(Given information)
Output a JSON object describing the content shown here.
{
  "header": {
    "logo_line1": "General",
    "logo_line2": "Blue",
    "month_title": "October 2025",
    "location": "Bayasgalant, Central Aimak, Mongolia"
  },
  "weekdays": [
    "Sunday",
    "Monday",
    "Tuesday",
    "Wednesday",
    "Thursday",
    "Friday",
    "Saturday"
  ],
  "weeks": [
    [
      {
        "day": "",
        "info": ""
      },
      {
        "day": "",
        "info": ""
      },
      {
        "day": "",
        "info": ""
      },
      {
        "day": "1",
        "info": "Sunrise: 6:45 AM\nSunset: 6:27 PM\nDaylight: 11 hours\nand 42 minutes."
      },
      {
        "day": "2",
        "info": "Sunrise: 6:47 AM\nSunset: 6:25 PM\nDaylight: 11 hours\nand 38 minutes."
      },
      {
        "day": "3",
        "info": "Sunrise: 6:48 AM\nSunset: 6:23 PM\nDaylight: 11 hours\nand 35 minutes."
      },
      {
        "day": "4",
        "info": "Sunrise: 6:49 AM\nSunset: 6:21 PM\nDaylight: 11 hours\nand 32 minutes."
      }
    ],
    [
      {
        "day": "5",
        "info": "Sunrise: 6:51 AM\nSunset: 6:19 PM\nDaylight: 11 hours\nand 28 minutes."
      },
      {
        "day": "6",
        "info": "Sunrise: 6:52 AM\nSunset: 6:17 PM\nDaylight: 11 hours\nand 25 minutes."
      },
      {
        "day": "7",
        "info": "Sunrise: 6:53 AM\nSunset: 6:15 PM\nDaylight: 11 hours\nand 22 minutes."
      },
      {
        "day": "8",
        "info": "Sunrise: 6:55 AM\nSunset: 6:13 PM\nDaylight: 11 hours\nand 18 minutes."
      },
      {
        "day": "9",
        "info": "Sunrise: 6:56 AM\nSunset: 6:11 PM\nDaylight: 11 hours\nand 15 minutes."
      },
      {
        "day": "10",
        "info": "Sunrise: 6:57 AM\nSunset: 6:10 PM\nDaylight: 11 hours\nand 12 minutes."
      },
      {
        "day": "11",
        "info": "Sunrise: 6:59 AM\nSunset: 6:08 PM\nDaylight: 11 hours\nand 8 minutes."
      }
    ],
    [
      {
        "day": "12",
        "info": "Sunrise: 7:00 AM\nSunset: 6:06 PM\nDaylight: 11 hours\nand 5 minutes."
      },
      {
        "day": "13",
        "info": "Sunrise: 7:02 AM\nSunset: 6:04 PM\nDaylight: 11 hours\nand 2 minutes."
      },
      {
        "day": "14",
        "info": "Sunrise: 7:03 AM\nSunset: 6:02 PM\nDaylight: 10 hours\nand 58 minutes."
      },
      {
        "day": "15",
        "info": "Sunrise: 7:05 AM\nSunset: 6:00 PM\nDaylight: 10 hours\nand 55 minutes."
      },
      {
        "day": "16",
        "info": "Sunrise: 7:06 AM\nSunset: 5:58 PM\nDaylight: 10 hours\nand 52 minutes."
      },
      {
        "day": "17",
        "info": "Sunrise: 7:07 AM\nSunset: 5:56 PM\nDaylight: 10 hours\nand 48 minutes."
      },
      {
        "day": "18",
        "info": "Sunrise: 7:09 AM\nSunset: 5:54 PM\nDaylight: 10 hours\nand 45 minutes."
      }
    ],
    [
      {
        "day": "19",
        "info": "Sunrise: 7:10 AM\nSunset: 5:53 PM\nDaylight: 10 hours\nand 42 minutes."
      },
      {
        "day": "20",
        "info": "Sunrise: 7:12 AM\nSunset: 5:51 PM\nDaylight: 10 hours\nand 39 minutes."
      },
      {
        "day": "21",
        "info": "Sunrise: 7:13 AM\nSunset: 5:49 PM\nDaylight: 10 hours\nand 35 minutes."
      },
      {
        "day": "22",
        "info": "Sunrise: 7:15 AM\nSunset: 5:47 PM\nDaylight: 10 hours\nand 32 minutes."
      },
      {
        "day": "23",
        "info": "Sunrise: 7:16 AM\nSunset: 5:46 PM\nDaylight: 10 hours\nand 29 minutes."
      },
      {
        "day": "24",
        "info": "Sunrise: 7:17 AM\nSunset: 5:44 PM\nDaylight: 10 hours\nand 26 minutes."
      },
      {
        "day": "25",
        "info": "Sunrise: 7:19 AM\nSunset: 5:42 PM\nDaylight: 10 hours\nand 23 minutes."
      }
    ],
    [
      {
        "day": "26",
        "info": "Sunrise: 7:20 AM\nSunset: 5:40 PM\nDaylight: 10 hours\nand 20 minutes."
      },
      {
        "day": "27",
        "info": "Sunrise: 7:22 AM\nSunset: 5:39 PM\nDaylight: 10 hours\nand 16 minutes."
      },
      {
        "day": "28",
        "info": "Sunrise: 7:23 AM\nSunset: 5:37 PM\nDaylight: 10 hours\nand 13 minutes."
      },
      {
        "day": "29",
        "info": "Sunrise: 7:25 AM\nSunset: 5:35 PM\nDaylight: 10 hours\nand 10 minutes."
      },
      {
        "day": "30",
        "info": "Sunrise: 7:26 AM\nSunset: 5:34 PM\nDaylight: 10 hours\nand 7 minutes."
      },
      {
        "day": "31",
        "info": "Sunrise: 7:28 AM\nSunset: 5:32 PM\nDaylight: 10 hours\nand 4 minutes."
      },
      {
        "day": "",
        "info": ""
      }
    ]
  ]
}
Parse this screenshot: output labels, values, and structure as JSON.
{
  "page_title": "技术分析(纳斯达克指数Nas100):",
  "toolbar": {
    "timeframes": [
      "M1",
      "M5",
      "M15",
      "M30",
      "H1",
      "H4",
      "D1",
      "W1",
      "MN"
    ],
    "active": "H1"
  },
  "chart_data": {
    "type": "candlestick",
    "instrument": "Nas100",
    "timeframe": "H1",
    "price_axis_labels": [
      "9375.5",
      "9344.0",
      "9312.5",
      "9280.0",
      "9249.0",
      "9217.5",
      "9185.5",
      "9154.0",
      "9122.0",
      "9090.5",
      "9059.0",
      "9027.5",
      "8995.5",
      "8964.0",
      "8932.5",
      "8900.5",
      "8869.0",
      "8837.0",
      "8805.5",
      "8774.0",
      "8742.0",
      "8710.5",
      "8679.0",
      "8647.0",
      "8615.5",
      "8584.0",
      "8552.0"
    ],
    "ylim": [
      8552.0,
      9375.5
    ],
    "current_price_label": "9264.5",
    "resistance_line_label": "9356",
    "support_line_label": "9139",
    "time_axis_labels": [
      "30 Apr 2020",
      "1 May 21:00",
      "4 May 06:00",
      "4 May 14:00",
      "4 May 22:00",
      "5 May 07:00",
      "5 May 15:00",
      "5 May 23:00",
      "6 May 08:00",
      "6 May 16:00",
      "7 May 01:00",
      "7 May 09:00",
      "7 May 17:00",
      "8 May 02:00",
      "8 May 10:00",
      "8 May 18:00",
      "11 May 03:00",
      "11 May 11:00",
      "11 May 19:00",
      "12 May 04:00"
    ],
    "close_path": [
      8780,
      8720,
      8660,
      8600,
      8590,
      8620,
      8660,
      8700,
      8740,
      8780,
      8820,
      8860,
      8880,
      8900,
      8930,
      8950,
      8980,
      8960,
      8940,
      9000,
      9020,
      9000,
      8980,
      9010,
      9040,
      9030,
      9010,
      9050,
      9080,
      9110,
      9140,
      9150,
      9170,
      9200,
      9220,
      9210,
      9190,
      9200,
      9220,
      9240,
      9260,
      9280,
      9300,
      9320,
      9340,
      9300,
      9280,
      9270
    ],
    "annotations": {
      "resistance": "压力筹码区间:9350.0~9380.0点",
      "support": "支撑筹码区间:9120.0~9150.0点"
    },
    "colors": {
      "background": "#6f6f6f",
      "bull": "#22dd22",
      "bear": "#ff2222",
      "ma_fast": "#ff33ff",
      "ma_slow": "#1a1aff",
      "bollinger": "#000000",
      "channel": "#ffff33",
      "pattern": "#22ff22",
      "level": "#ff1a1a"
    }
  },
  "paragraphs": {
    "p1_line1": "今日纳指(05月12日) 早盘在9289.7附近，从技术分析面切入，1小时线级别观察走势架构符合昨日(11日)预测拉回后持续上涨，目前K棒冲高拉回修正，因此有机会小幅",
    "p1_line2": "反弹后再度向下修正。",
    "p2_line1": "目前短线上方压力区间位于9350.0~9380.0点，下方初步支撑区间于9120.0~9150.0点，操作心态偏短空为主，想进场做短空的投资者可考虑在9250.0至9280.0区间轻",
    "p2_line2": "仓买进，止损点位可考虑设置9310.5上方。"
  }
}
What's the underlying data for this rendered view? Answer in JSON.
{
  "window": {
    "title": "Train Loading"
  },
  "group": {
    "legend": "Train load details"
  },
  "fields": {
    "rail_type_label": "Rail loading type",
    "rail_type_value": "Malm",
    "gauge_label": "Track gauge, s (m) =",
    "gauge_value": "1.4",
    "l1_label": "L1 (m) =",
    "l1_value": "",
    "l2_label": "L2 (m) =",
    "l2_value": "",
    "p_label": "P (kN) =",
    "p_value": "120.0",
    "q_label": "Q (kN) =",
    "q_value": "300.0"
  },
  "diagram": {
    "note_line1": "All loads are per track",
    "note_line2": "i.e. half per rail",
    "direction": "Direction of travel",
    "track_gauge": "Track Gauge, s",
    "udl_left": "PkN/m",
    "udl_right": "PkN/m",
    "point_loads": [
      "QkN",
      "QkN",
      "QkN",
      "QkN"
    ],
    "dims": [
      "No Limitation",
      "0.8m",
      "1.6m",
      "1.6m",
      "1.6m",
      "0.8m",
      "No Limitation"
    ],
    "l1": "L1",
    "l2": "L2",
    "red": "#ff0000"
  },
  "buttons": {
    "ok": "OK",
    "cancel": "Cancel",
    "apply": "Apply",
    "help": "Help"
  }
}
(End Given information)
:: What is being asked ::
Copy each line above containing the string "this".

:: Exercise output ::
Parse this screenshot: output labels, values, and structure as JSON.
What's the underlying data for this rendered view? Answer in JSON.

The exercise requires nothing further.